Apologetics are certainly interesting reads as authors attempt to make a stalwart defense for things like the Bible and God and I rabidly devoured them one after another. I worked my way through authors like CS Lewis, Francis Schaeffer, Josh McDowell, and the recently popular Lee Strobel, as I worked to build a concrete foundation of absolute truth using the various evidences touted by these authors and others.
But my reading did not stop with authors such as these, no, armed with the supposed truths and proofs of God, I began to tackle other works – some from other religions, some from humanist philosophers and some from the most stalwart of atheists – and as I read through these tomes proclaiming ideas that conflicted with those I had long accepted, confusion reigned. For every argument in support of the Bible or the existence of God, there existed others disputing them that seemed just as convincing. So, I began to realize that God was beyond proof. Belief was illogical.
And that was okay.
There is something about mankind believing in something bigger than themselves that just seems right, despite our scientific observations and logical conclusions. I do not have proof of God’s existence, nor do I have concrete reasoning of His/Her absence, and today I am fine with that. Belief and faith and love are abstract concepts existing outside of this supposed sphere of the concrete, but they are no less real. And so we cling to them and look above amid the storms plaguing this mortal coil, for that is all that we can do in the uncertainty of life. I might question the existence of God every day of my life, and sometimes I may even come to an near-agnostic conclusion of uncertainty, yet still I cling.
My view could probably best be found in this rephrased quote of Socrates: “The unexamined God is not worth following.”
A Place at the Table – Pt. 3 January 27, 2009Posted by Matt in A Place at the Table.
Tags: Bible, Biblical Interpretation, church of christ, idolatry
I know it has been a few weeks since I last posted on the issues surrounding the role of women (or lack thereof) in the Church of Christ. In that time, there have been several comments both on my first “A Place at the Table” post (the comments were inadvertantly turned off on part 2) and the “Case Against Lads to Leaders” post from before then. In these, several people took the time and space to write out verse-by-verse how they felt about my prior statements – why they were either right or wrong.

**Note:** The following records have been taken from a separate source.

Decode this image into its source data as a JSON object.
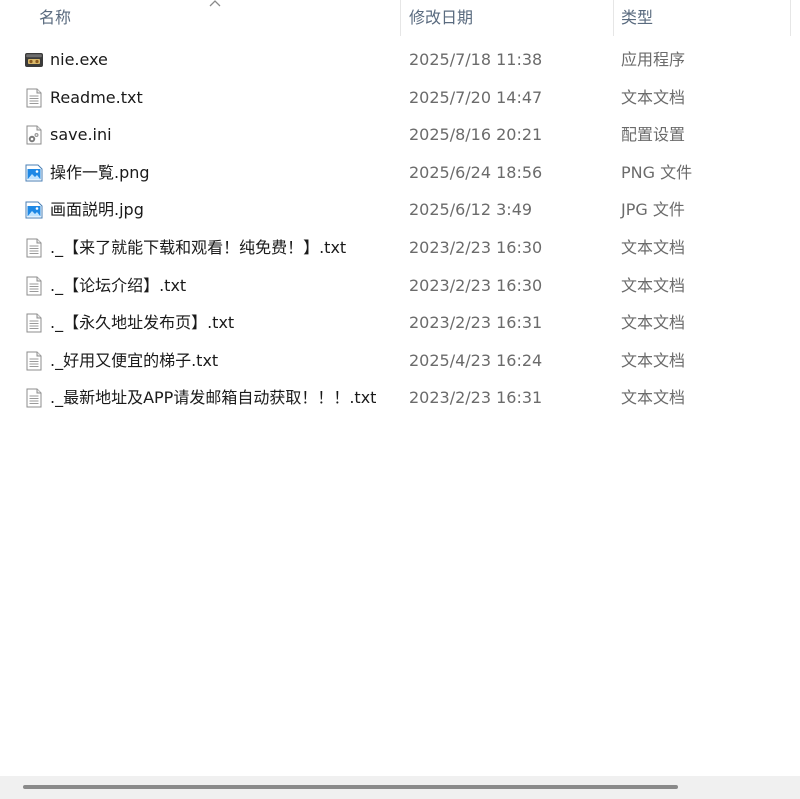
{
  "columns": {
    "name": "名称",
    "date": "修改日期",
    "type": "类型"
  },
  "files": [
    {
      "name": "nie.exe",
      "date": "2025/7/18 11:38",
      "type": "应用程序",
      "icon": "exe-app-icon"
    },
    {
      "name": "Readme.txt",
      "date": "2025/7/20 14:47",
      "type": "文本文档",
      "icon": "text-file-icon"
    },
    {
      "name": "save.ini",
      "date": "2025/8/16 20:21",
      "type": "配置设置",
      "icon": "config-file-icon"
    },
    {
      "name": "操作一覧.png",
      "date": "2025/6/24 18:56",
      "type": "PNG 文件",
      "icon": "image-file-icon"
    },
    {
      "name": "画面説明.jpg",
      "date": "2025/6/12 3:49",
      "type": "JPG 文件",
      "icon": "image-file-icon"
    },
    {
      "name": "._【来了就能下载和观看！纯免费！】.txt",
      "date": "2023/2/23 16:30",
      "type": "文本文档",
      "icon": "text-file-icon"
    },
    {
      "name": "._【论坛介绍】.txt",
      "date": "2023/2/23 16:30",
      "type": "文本文档",
      "icon": "text-file-icon"
    },
    {
      "name": "._【永久地址发布页】.txt",
      "date": "2023/2/23 16:31",
      "type": "文本文档",
      "icon": "text-file-icon"
    },
    {
      "name": "._好用又便宜的梯子.txt",
      "date": "2025/4/23 16:24",
      "type": "文本文档",
      "icon": "text-file-icon"
    },
    {
      "name": "._最新地址及APP请发邮箱自动获取！！！.txt",
      "date": "2023/2/23 16:31",
      "type": "文本文档",
      "icon": "text-file-icon"
    }
  ],
  "colors": {
    "header_text": "#5a6b7f",
    "secondary_text": "#6b6b6b",
    "image_icon_blue": "#1e88e5",
    "scrollbar_track": "#f0f0f0",
    "scrollbar_thumb": "#8a8a8a"
  }
}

Originally, I had it in my mind that I would do something similar and use the Bible to try and make my argument, but, after reading the arguments from both sides another question came to mind, arising like a phoenix from the leftover ash heap in this fight over Biblical interpretation. So, the more I thought about it, the more it plagued my thoughts and the more it affected my writing of this next installment.
So, I have decided that, instead of rambling on and on with my own opinions, I would pose the question to you.
Have we (meaning in my context the “Church of Christ,” but anyone is welcome to comment from their own situation) turned the Bible into our idol? In our zeal for having things exactly right have we elevated the scriptures to an unhealthy level? In our desire to parse each syllable of each word have we turned this volume from antiquity into a golden calf?